## WHAT IS EXPECTED
Search the records below for "shortcut" and copy every line it turns up in.
◆ ◆ ◆ ◆ ◆ ◆ ◆
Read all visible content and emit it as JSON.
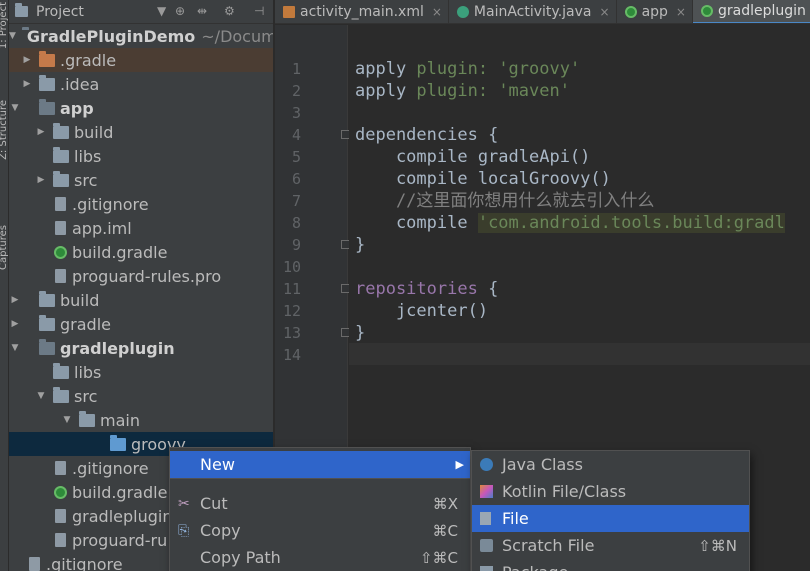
{
  "side_strip": {
    "labels": [
      "1: Project",
      "Z: Structure",
      "Captures"
    ]
  },
  "project_panel": {
    "header": {
      "title": "Project",
      "icons": [
        "dropdown-icon",
        "target-icon",
        "collapse-icon",
        "gear-icon",
        "hide-icon"
      ]
    },
    "root": {
      "name": "GradlePluginDemo",
      "path": "~/Documen"
    },
    "items": [
      {
        "label": ".gradle"
      },
      {
        "label": ".idea"
      },
      {
        "label": "app"
      },
      {
        "label": "build"
      },
      {
        "label": "libs"
      },
      {
        "label": "src"
      },
      {
        "label": ".gitignore"
      },
      {
        "label": "app.iml"
      },
      {
        "label": "build.gradle"
      },
      {
        "label": "proguard-rules.pro"
      },
      {
        "label": "build"
      },
      {
        "label": "gradle"
      },
      {
        "label": "gradleplugin"
      },
      {
        "label": "libs"
      },
      {
        "label": "src"
      },
      {
        "label": "main"
      },
      {
        "label": "groovy"
      },
      {
        "label": ".gitignore"
      },
      {
        "label": "build.gradle"
      },
      {
        "label": "gradleplugin"
      },
      {
        "label": "proguard-ru"
      },
      {
        "label": ".gitignore"
      }
    ]
  },
  "tabs": [
    {
      "label": "activity_main.xml",
      "close": "×"
    },
    {
      "label": "MainActivity.java",
      "close": "×"
    },
    {
      "label": "app",
      "close": "×"
    },
    {
      "label": "gradleplugin",
      "close": "×"
    }
  ],
  "editor": {
    "line_numbers": [
      "1",
      "2",
      "3",
      "4",
      "5",
      "6",
      "7",
      "8",
      "9",
      "10",
      "11",
      "12",
      "13",
      "14"
    ],
    "lines": [
      [
        {
          "t": "apply ",
          "c": "kw"
        },
        {
          "t": "plugin: ",
          "c": "str"
        },
        {
          "t": "'groovy'",
          "c": "str"
        }
      ],
      [
        {
          "t": "apply ",
          "c": "kw"
        },
        {
          "t": "plugin: ",
          "c": "str"
        },
        {
          "t": "'maven'",
          "c": "str"
        }
      ],
      [],
      [
        {
          "t": "dependencies ",
          "c": "kw"
        },
        {
          "t": "{",
          "c": "kw"
        }
      ],
      [
        {
          "t": "    compile gradleApi()",
          "c": "kw"
        }
      ],
      [
        {
          "t": "    compile localGroovy()",
          "c": "kw"
        }
      ],
      [
        {
          "t": "    //这里面你想用什么就去引入什么",
          "c": "cm"
        }
      ],
      [
        {
          "t": "    compile ",
          "c": "kw"
        },
        {
          "t": "'com.android.tools.build:gradl",
          "c": "str strbg"
        }
      ],
      [
        {
          "t": "}",
          "c": "kw"
        }
      ],
      [],
      [
        {
          "t": "repositories ",
          "c": "id"
        },
        {
          "t": "{",
          "c": "kw"
        }
      ],
      [
        {
          "t": "    jcenter()",
          "c": "kw"
        }
      ],
      [
        {
          "t": "}",
          "c": "kw"
        }
      ],
      []
    ]
  },
  "context_menu": {
    "items": [
      {
        "label": "New",
        "shortcut": "▶",
        "icon": ""
      },
      {
        "label": "Cut",
        "shortcut": "⌘X",
        "icon": "✂"
      },
      {
        "label": "Copy",
        "shortcut": "⌘C",
        "icon": "⎘"
      },
      {
        "label": "Copy Path",
        "shortcut": "⇧⌘C",
        "icon": ""
      }
    ]
  },
  "sub_menu": {
    "items": [
      {
        "label": "Java Class"
      },
      {
        "label": "Kotlin File/Class"
      },
      {
        "label": "File"
      },
      {
        "label": "Scratch File",
        "shortcut": "⇧⌘N"
      },
      {
        "label": "Package"
      }
    ]
  }
}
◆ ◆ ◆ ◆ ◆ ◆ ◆
## EXERCISE RESPONSE
        "shortcut": "▶",
        "shortcut": "⌘X",
        "shortcut": "⌘C",
        "shortcut": "⇧⌘C",
        "shortcut": "⇧⌘N"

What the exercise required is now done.